but living it on a daily basis, is often sheer hell. Actually, to be alive, and to sense the impossibility of your existence, your soul life, sex life, desire life and dream life is deeply deeply crushing.

when we can move, agitate and in that movement find connections with others who are just forced to move, agitate and irritate then it can be lifesaving. Literally.and when that agitation can mobilise into a project, a performance, a squat or a social centre - then it's really really magical.

I joked about the Dalston Squat feeling like a 'love camp'. "love camp' was a joke someone coined about an art school camp in the desert about 10 years ago. But the love - and I can't find a word better for what I feel about and within and between the other squatters reminds me so much of the special sacred circle of friendships I have with friends from art school. Art school is also an impossible imaginary and temporary space (at least for the students) and when it works - people do form funny sorts of connections - between imaginary spaces, impossible desires, and disappearing times. (god that last phrase is cheesy)

the problem/limitation or whatever is that, like art school, this place is almost completely white. the squatters come from different countries, but all are fairly beige - and London - and especially north London is not beige. so much so that I tended to assume every honky around Dalston must be a friend or visitor of the Squat.

so i'm back to the problem of colour. I've tried to resolve this with fake tan. trying to hysterically play with the whole anxiety of whiteness. white trash like fake tan, but stirling middle class/alternative honkies like to keep our pallour - and - scarily enough - spread it around the spaces we create between ourselves. this seemed to happen a little less in sydney - but it's still a problem.

and i'm not sure what good - beating my pallid hand against my pallid brow actually does to challenge it. i haven't been here long enough to know what the unbeige queers/suqtters/rifraf actually do and why it's separate from happyhardcorehonkyland.

Maybe Australia isn't as crap as I think.

1 comment:

Elizabeth said...

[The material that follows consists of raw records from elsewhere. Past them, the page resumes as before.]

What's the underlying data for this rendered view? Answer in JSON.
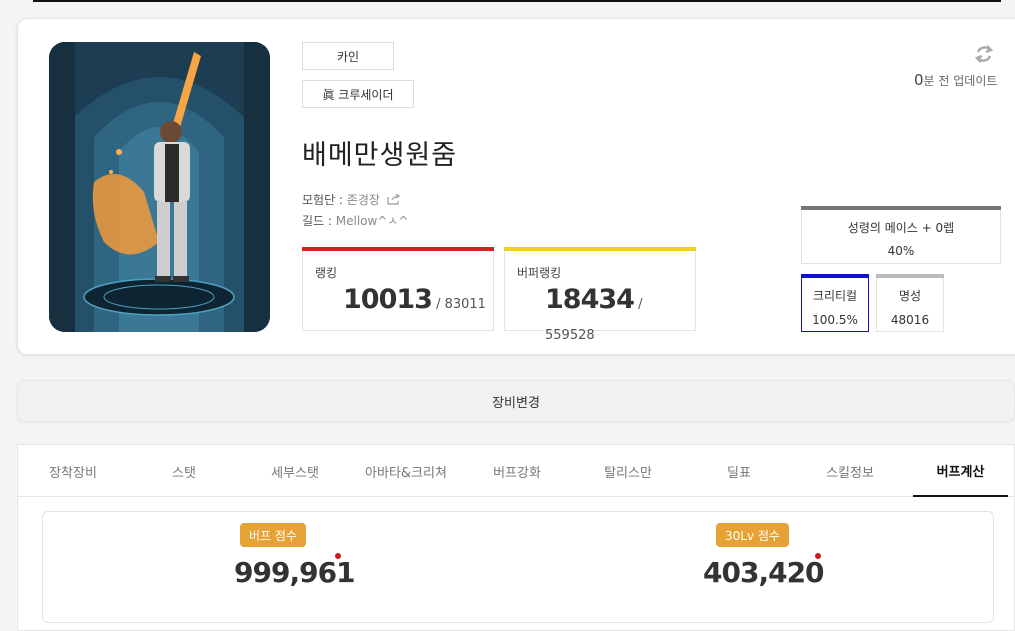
{
  "character": {
    "server": "카인",
    "job": "眞 크루세이더",
    "name": "배메만생원줌",
    "adventure_label": "모험단 : ",
    "adventure_value": "존경장",
    "guild_label": "길드 : ",
    "guild_value": "Mellow^ㅅ^"
  },
  "update": {
    "minutes": "0",
    "suffix": "분 전 업데이트"
  },
  "rankings": [
    {
      "label": "랭킹",
      "value": "10013",
      "total": " / 83011",
      "color": "#d32020"
    },
    {
      "label": "버퍼랭킹",
      "value": "18434",
      "total": " / 559528",
      "color": "#f0d020"
    }
  ],
  "equipment": {
    "title": "성령의 메이스 + 0렙",
    "value": "40%"
  },
  "stats": [
    {
      "label": "크리티컬",
      "value": "100.5%",
      "color": "#1010d0"
    },
    {
      "label": "명성",
      "value": "48016",
      "color": "#bbbbbb"
    }
  ],
  "change_equip_label": "장비변경",
  "tabs": [
    "장착장비",
    "스탯",
    "세부스탯",
    "아바타&크리쳐",
    "버프강화",
    "탈리스만",
    "딜표",
    "스킬정보",
    "버프계산"
  ],
  "active_tab": "버프계산",
  "scores": [
    {
      "badge": "버프 점수",
      "value": "999,961"
    },
    {
      "badge": "30Lv 점수",
      "value": "403,420"
    }
  ],
  "icons": {
    "refresh": "refresh-icon",
    "external": "external-link-icon"
  }
}
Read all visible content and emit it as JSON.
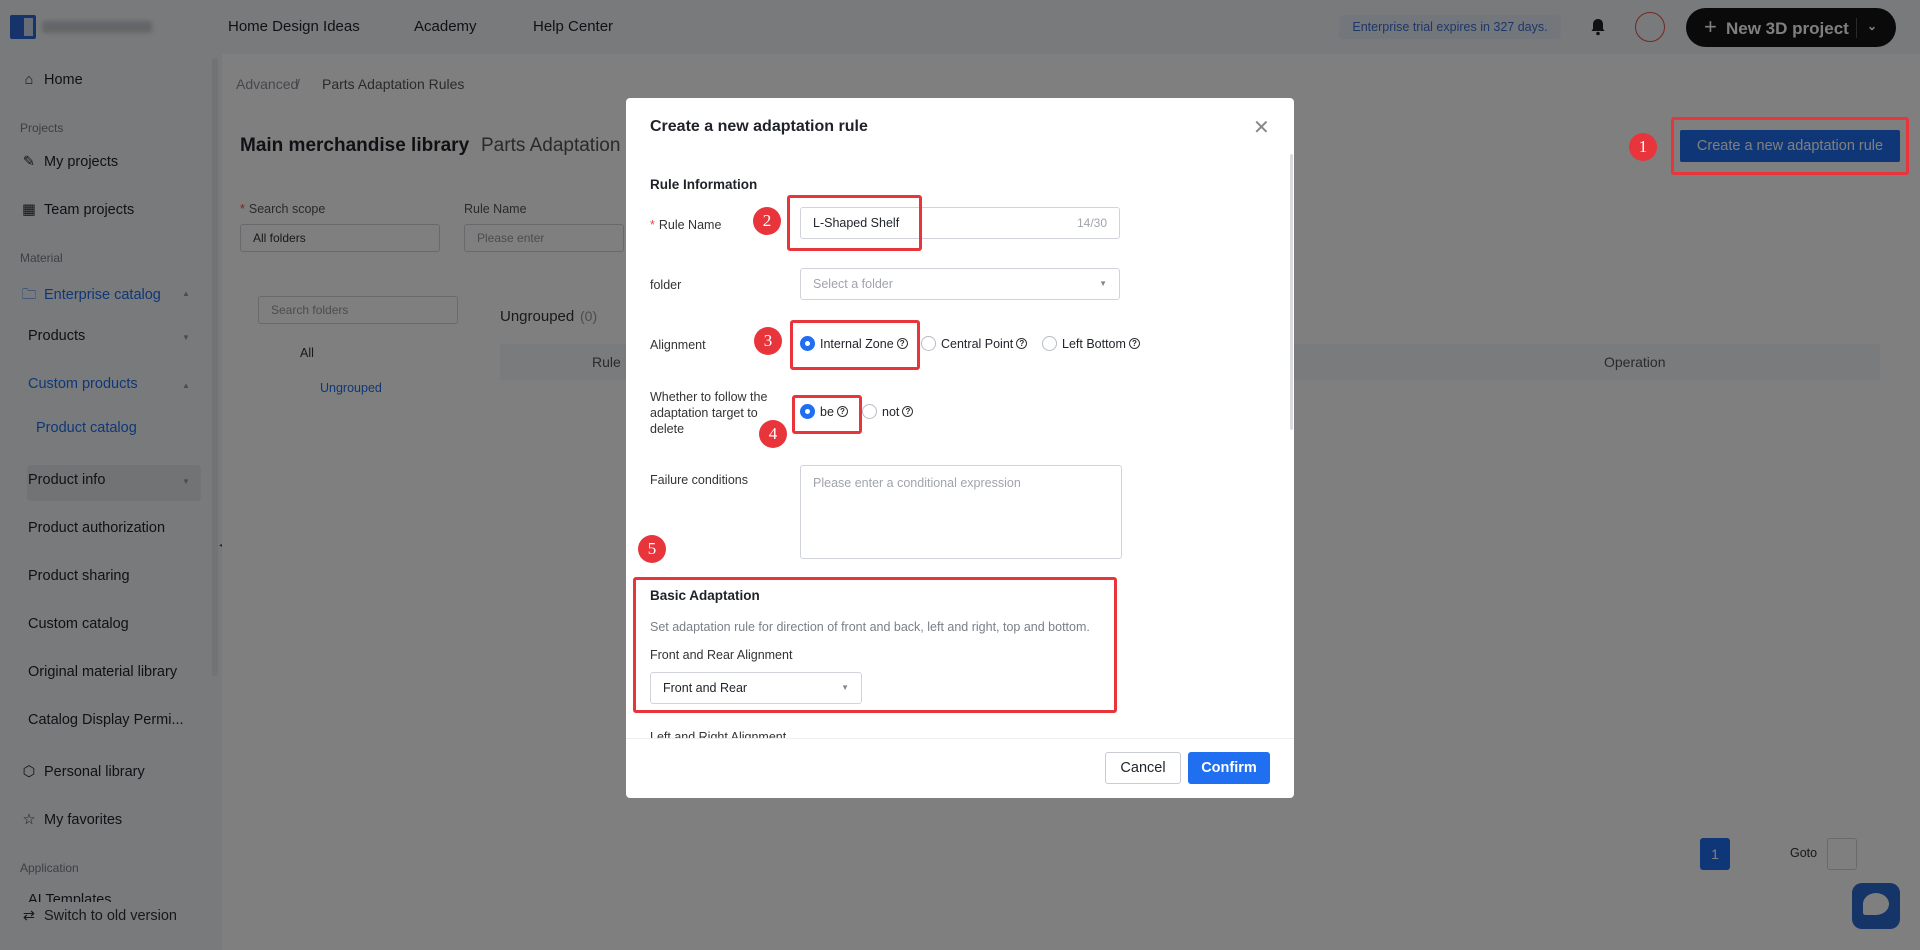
{
  "topbar": {
    "nav": [
      "Home Design Ideas",
      "Academy",
      "Help Center"
    ],
    "trial": "Enterprise trial expires in 327 days.",
    "new_project": "New 3D project"
  },
  "sidebar": {
    "home": "Home",
    "sec_projects": "Projects",
    "my_projects": "My projects",
    "team_projects": "Team projects",
    "sec_material": "Material",
    "enterprise_catalog": "Enterprise catalog",
    "products": "Products",
    "custom_products": "Custom products",
    "product_catalog": "Product catalog",
    "product_info": "Product info",
    "product_authorization": "Product authorization",
    "product_sharing": "Product sharing",
    "custom_catalog": "Custom catalog",
    "original_material": "Original material library",
    "catalog_display": "Catalog Display Permi...",
    "personal_library": "Personal library",
    "my_favorites": "My favorites",
    "sec_application": "Application",
    "ai_templates": "AI Templates",
    "switch_old": "Switch to old version"
  },
  "main": {
    "crumb_1": "Advanced",
    "crumb_2": "Parts Adaptation Rules",
    "tab_main": "Main merchandise library",
    "tab_parts": "Parts Adaptation",
    "create_button": "Create a new adaptation rule",
    "search_scope_label": "Search scope",
    "search_scope_value": "All folders",
    "rule_name_label": "Rule Name",
    "rule_name_placeholder": "Please enter",
    "search_folders_placeholder": "Search folders",
    "tree_all": "All",
    "tree_ungrouped": "Ungrouped",
    "group_title": "Ungrouped",
    "group_count": "(0)",
    "col_rule": "Rule",
    "col_operation": "Operation",
    "page_current": "1",
    "goto_label": "Goto"
  },
  "modal": {
    "title": "Create a new adaptation rule",
    "section_rule_info": "Rule Information",
    "rule_name_label": "Rule Name",
    "rule_name_value": "L-Shaped Shelf",
    "rule_name_count": "14/30",
    "folder_label": "folder",
    "folder_placeholder": "Select a folder",
    "alignment_label": "Alignment",
    "alignment_options": [
      "Internal Zone",
      "Central Point",
      "Left Bottom"
    ],
    "alignment_selected": "Internal Zone",
    "follow_delete_label": "Whether to follow the adaptation target to delete",
    "follow_options": [
      "be",
      "not"
    ],
    "follow_selected": "be",
    "failure_label": "Failure conditions",
    "failure_placeholder": "Please enter a conditional expression",
    "basic_title": "Basic Adaptation",
    "basic_desc": "Set adaptation rule for direction of front and back, left and right, top and bottom.",
    "front_rear_label": "Front and Rear Alignment",
    "front_rear_value": "Front and Rear",
    "left_right_label": "Left and Right Alignment",
    "cancel": "Cancel",
    "confirm": "Confirm"
  },
  "annotations": [
    "1",
    "2",
    "3",
    "4",
    "5"
  ],
  "colors": {
    "accent": "#1f6ff0",
    "annotation": "#e8353b"
  }
}
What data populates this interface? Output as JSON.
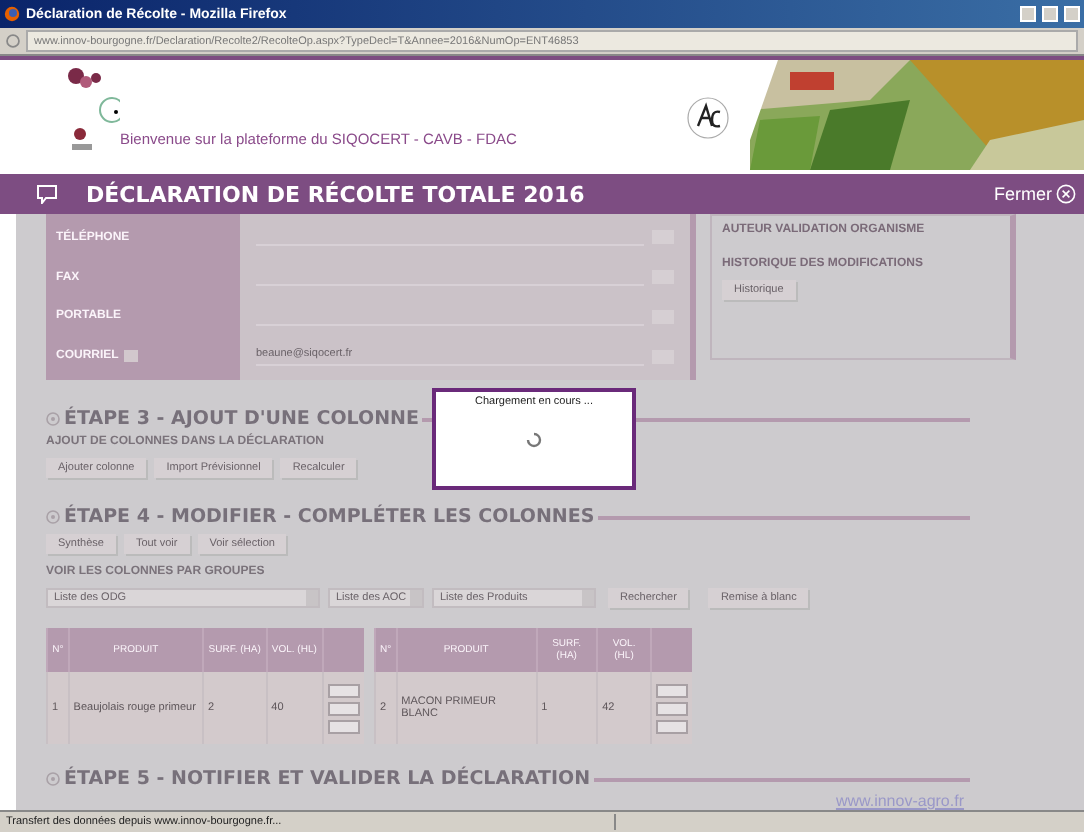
{
  "window": {
    "title": "Déclaration de Récolte - Mozilla Firefox",
    "url": "www.innov-bourgogne.fr/Declaration/Recolte2/RecolteOp.aspx?TypeDecl=T&Annee=2016&NumOp=ENT46853"
  },
  "header": {
    "welcome": "Bienvenue sur la plateforme du SIQOCERT - CAVB - FDAC"
  },
  "title_bar": {
    "title": "DÉCLARATION DE RÉCOLTE TOTALE 2016",
    "close": "Fermer"
  },
  "contact": {
    "fields": [
      {
        "label": "TÉLÉPHONE"
      },
      {
        "label": "FAX"
      },
      {
        "label": "PORTABLE"
      },
      {
        "label": "COURRIEL",
        "value": "beaune@siqocert.fr"
      }
    ]
  },
  "side_panel": {
    "items": [
      "AUTEUR VALIDATION ORGANISME",
      "HISTORIQUE DES MODIFICATIONS"
    ],
    "button": "Historique"
  },
  "step3": {
    "title": "ÉTAPE 3 - AJOUT D'UNE COLONNE",
    "subtitle": "AJOUT DE COLONNES DANS LA DÉCLARATION",
    "buttons": [
      "Ajouter colonne",
      "Import Prévisionnel",
      "Recalculer"
    ]
  },
  "step4": {
    "title": "ÉTAPE 4 - MODIFIER - COMPLÉTER LES COLONNES",
    "buttons": [
      "Synthèse",
      "Tout voir",
      "Voir sélection"
    ],
    "group_label": "VOIR LES COLONNES PAR GROUPES",
    "selects": [
      "Liste des ODG",
      "Liste des AOC",
      "Liste des Produits"
    ],
    "actions": [
      "Rechercher",
      "Remise à blanc"
    ]
  },
  "tables": [
    {
      "columns": [
        "N°",
        "PRODUIT",
        "SURF. (HA)",
        "VOL. (HL)"
      ],
      "row": [
        "1",
        "Beaujolais rouge primeur",
        "2",
        "40"
      ]
    },
    {
      "columns": [
        "N°",
        "PRODUIT",
        "SURF. (HA)",
        "VOL. (HL)"
      ],
      "row": [
        "2",
        "MACON PRIMEUR BLANC",
        "1",
        "42"
      ]
    }
  ],
  "step5": {
    "title": "ÉTAPE 5 - NOTIFIER ET VALIDER LA DÉCLARATION"
  },
  "footer_link": "www.innov-agro.fr",
  "modal": {
    "message": "Chargement en cours ..."
  },
  "status_bar": {
    "text": "Transfert des données depuis www.innov-bourgogne.fr..."
  }
}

Ahhh a rhizome, how apt.

And the whiteness - yes you can only evaluate your own culture from without. Australia, as you say, has positives amongst the negatives.

Being different might be uncomfortable but, in my opinion, this condition bestows a sort of insight that is hard to acquire any other way. The discomfort is the price you pay. But I would rather pay it than not.

Have you run into the book 'We weren't modern enough. Women Artists and the Limits of German Modernism' by Marsha Meskimmon? If not, it might be nice to find it in one of those fabulous white British libraries ... since you are on that side of the globe....